### Exercise objective
For the entries that follow, state how many lines include the word "phone", giving the number and nothing else.

START Records provided

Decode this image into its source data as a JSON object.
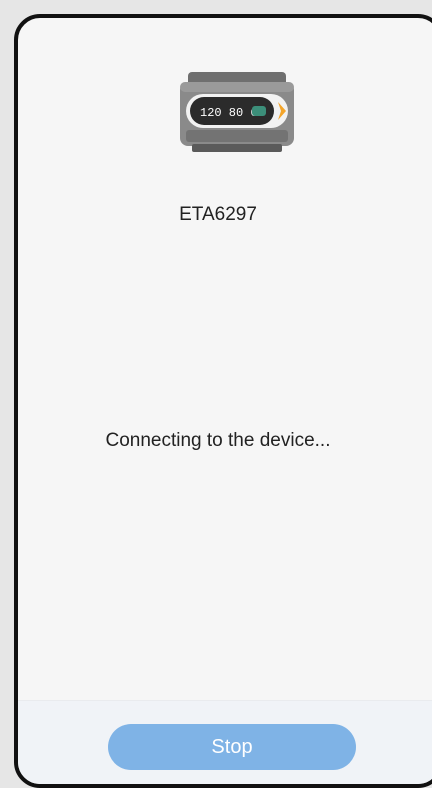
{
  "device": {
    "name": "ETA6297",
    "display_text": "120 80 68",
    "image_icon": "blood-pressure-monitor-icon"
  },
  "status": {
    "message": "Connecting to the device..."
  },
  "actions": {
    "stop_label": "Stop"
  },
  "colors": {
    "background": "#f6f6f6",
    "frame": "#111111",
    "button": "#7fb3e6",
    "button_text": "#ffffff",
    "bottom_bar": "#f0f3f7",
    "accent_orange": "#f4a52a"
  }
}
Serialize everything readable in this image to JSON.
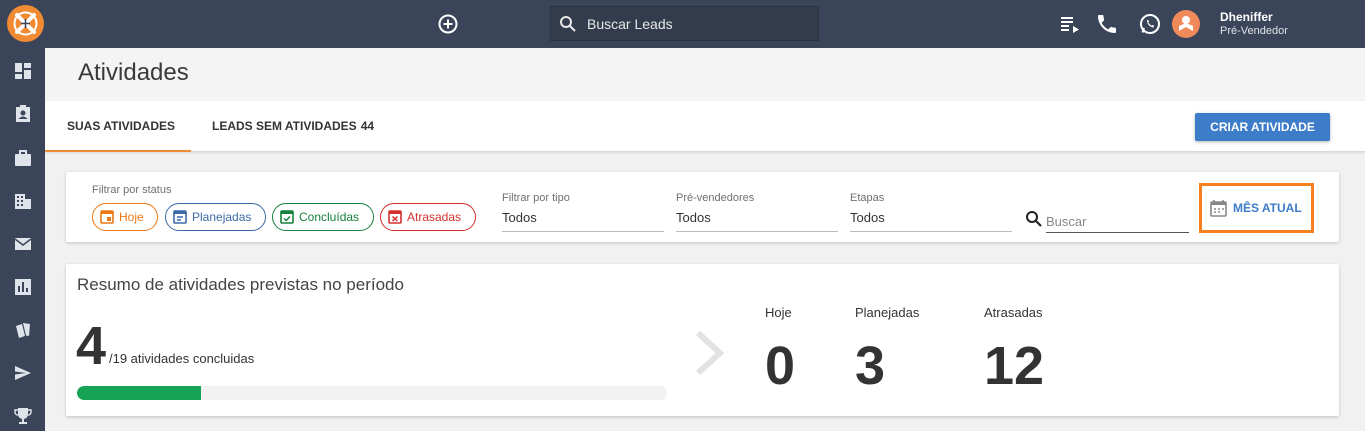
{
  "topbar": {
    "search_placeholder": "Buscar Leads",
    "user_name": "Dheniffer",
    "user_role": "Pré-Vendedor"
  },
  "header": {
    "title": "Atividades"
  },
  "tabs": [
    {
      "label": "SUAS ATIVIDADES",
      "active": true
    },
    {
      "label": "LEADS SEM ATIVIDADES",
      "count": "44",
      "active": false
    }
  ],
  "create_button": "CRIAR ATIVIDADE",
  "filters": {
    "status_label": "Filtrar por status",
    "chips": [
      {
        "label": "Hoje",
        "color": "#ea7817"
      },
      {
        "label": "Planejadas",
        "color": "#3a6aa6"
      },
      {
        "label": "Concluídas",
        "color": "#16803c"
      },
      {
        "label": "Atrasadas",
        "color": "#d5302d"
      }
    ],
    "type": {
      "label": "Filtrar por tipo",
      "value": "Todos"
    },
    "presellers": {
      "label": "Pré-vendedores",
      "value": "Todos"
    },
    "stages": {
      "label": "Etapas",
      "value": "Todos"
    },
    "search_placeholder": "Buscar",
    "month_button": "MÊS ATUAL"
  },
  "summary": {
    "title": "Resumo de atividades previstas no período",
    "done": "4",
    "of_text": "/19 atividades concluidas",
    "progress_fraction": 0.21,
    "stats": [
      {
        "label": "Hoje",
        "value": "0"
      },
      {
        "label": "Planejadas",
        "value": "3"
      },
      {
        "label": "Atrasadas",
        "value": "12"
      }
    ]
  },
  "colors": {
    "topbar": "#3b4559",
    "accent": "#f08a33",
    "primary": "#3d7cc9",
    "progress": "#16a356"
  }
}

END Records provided
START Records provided

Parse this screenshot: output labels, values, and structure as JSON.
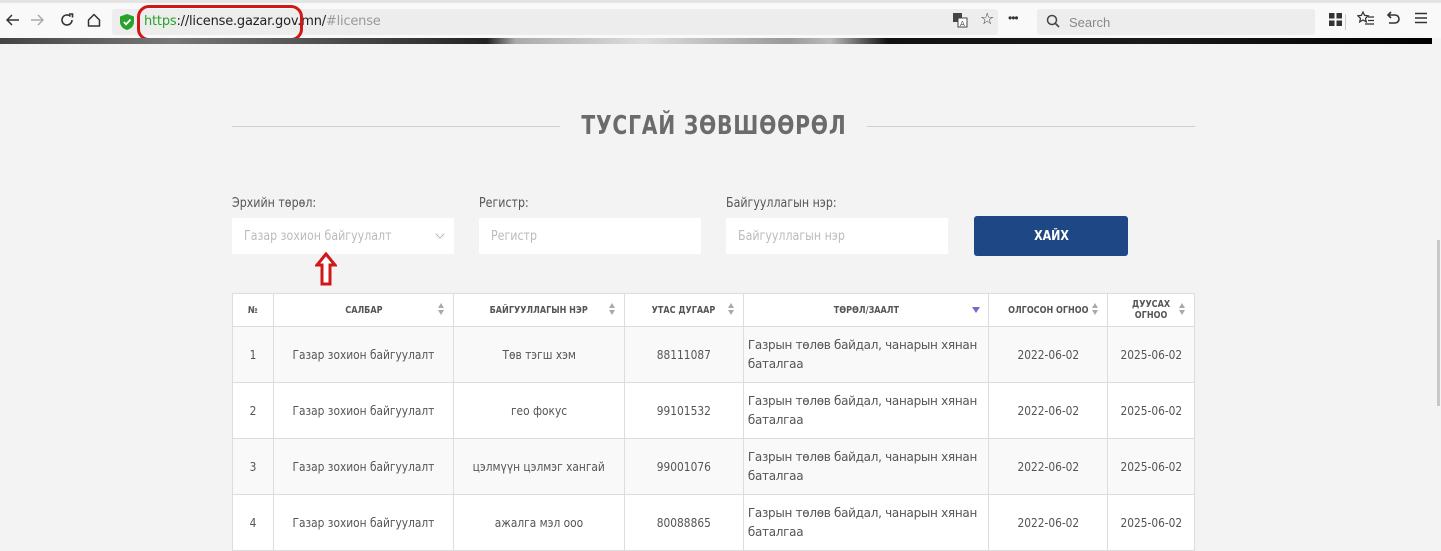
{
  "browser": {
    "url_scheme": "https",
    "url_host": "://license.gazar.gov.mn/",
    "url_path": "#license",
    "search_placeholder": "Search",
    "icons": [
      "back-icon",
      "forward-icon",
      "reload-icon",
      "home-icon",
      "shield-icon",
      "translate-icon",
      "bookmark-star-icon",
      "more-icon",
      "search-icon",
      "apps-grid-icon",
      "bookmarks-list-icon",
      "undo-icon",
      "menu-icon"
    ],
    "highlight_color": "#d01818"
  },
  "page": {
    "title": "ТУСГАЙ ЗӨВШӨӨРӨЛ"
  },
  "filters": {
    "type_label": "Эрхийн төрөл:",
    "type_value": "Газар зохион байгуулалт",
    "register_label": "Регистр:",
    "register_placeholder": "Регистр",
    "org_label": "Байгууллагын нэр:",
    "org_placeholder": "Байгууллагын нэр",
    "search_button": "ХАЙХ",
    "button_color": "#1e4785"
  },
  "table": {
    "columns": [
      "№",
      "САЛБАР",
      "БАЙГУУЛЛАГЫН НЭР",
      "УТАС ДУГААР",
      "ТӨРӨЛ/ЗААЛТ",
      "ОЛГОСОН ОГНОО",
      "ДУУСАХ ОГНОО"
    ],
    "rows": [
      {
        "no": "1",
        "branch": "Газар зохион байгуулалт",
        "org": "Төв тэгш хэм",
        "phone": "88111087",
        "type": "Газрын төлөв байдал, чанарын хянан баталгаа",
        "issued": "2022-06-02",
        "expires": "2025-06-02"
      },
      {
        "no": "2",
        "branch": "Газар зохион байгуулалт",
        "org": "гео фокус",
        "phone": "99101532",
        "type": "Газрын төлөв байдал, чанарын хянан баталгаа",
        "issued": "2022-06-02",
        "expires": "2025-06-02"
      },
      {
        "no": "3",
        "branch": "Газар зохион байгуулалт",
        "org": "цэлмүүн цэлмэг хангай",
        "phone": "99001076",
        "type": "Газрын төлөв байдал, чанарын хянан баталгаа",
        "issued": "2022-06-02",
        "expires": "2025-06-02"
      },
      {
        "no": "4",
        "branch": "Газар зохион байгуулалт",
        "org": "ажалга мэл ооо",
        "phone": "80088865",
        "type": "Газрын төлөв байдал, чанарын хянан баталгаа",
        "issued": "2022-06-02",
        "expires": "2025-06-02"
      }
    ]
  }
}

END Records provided

### Output of the exercise
4